Between a combination of tailwheel spring stiffness, tire condition, tire inflation, temperature, and taxi speed, the airplane sometimes starts bouncing up and down on its tires as it taxies along. It's not dangerous, it doesn't affect control. It's just an odd boing-boing-boing as you taxi merrily along. It's like someone dribbling a basketball.
It is totally harmless. I've never had it happen during takeoff run or landing roll. It tends to occur when the tires are stiff...new tires, freshly-inflated, and especially in colder weather. If you get the "dribbles", just slow down or speed up...it'll go away.
Dec 1962 Bowers Fly Baby
Apr 1963 Fly Baby (Mods. 0-290G)
July 1963 Fly Baby
Aug 1963 Fly Baby on Floats (Part 1)
Sep 1963 Fly Baby on Floats (Part 2)
Dec 1969 Fly Baby Biplane
Aug 1970 Cross Country in the Biplane
Sep 1970 The Lash Fly Baby
Dec 1971 Fly Baby with Luscombe Wings
Mar 1972 Future Birdman Starts Young at Plane Building
Jul 1972 Two-Place Fly Baby (Side-by-side)
Sep 1972 Fly Baby and Aerobatics by Peter Bowers
Dec 1972 The Inside Story of a Fly Baby Project
Feb 1975 Boyhood Dream
Aug 1975 George Rotter's Fly Baby
Aug 1976 The Pink Baroness
Sep 1976 The Flight of Mr. Gator
May 1980 Fly Baby (Bird)
Jan 1983 Mounds of Joy
Aug 1986 Low and Slow to Oshkosh We Go (Part 1)
Sep 1986 Low and Slow to Oshkosh We Go (Part 2)
Jan 1988 Fly Baby.... The Silver Anniversary
Aug 1991 Fly Baby Structural Failure
Oct 1991 Fly Baby Reinforcement Strap
Dec 1992 30 Years Ago.... 1962 Cover Story
Jun 1986 (pg. 32) Bowers Fly Baby
Jan 1988 (pg. 30)
Jun 1988 (pg. 22) Arnie's Legacy (Fly Baby Biplane)
Feb 1989 (pg. 12) Fly a "Nouvelle Classique"
Aug 1989 (pg. 72)
Apr 1991 (pg. 22)
Apr 1998 (pg. 74) Make Mine A Fly Baby

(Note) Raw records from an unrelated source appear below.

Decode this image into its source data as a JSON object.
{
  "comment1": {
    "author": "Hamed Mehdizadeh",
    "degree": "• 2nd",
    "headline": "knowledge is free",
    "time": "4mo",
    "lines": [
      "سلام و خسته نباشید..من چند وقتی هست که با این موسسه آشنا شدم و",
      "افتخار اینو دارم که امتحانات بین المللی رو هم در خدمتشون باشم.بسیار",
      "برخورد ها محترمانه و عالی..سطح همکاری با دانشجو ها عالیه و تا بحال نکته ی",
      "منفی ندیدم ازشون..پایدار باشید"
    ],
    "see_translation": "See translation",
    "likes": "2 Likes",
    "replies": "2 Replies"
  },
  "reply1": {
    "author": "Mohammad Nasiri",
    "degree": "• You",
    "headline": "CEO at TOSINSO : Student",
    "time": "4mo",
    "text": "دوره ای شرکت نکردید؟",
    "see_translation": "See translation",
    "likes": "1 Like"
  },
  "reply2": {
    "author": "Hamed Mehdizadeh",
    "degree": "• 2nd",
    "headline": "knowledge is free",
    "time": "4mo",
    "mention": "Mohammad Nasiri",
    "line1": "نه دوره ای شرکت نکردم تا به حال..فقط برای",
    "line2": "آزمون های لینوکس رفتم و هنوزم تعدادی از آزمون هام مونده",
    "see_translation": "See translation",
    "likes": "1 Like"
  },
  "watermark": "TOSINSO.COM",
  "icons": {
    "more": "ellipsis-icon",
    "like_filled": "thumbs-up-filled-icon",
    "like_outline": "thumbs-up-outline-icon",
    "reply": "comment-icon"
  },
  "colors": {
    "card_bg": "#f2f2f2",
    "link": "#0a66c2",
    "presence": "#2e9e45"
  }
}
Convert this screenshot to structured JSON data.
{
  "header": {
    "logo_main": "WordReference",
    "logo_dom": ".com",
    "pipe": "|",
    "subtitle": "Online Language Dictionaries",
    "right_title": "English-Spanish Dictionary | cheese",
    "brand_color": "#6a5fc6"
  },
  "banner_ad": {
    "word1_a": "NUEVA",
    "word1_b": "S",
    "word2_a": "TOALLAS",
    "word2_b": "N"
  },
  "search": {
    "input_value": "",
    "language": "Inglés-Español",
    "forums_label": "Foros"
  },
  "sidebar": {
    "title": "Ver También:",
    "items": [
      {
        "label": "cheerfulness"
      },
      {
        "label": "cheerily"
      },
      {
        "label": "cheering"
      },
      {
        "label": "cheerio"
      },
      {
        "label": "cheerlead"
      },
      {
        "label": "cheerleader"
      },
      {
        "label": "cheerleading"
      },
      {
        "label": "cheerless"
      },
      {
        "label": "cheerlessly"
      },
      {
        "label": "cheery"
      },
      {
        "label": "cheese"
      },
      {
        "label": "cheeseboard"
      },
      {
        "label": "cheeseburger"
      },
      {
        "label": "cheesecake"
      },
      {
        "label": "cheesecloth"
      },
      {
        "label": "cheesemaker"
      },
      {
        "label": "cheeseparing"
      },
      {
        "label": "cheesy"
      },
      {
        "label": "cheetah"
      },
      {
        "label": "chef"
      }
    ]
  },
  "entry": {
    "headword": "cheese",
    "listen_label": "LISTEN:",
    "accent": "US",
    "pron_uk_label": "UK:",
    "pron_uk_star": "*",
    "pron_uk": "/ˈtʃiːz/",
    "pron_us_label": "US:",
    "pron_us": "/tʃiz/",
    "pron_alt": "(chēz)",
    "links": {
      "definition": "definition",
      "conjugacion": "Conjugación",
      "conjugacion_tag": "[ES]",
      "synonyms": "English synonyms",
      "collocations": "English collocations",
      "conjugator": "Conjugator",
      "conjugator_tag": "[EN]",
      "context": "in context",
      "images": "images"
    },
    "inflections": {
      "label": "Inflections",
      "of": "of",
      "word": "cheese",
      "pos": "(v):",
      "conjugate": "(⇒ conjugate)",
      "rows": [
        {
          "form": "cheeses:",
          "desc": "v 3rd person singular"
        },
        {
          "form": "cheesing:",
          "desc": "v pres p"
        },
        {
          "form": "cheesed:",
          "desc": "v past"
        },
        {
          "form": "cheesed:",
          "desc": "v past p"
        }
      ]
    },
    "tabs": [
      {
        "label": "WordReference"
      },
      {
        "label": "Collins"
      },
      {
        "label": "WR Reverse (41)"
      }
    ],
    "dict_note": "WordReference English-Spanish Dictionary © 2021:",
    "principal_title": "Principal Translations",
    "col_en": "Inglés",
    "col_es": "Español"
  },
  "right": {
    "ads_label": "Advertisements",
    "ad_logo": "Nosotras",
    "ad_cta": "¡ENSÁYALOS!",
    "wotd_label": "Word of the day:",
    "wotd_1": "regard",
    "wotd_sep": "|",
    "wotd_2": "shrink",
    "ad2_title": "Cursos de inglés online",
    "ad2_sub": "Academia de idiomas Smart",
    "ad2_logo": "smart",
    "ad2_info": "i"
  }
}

Aug 1998 Fly Baby Structural Failures
Note that if you are an EAA member, you can order reprints of Sport
Aviation and Experimenter articles....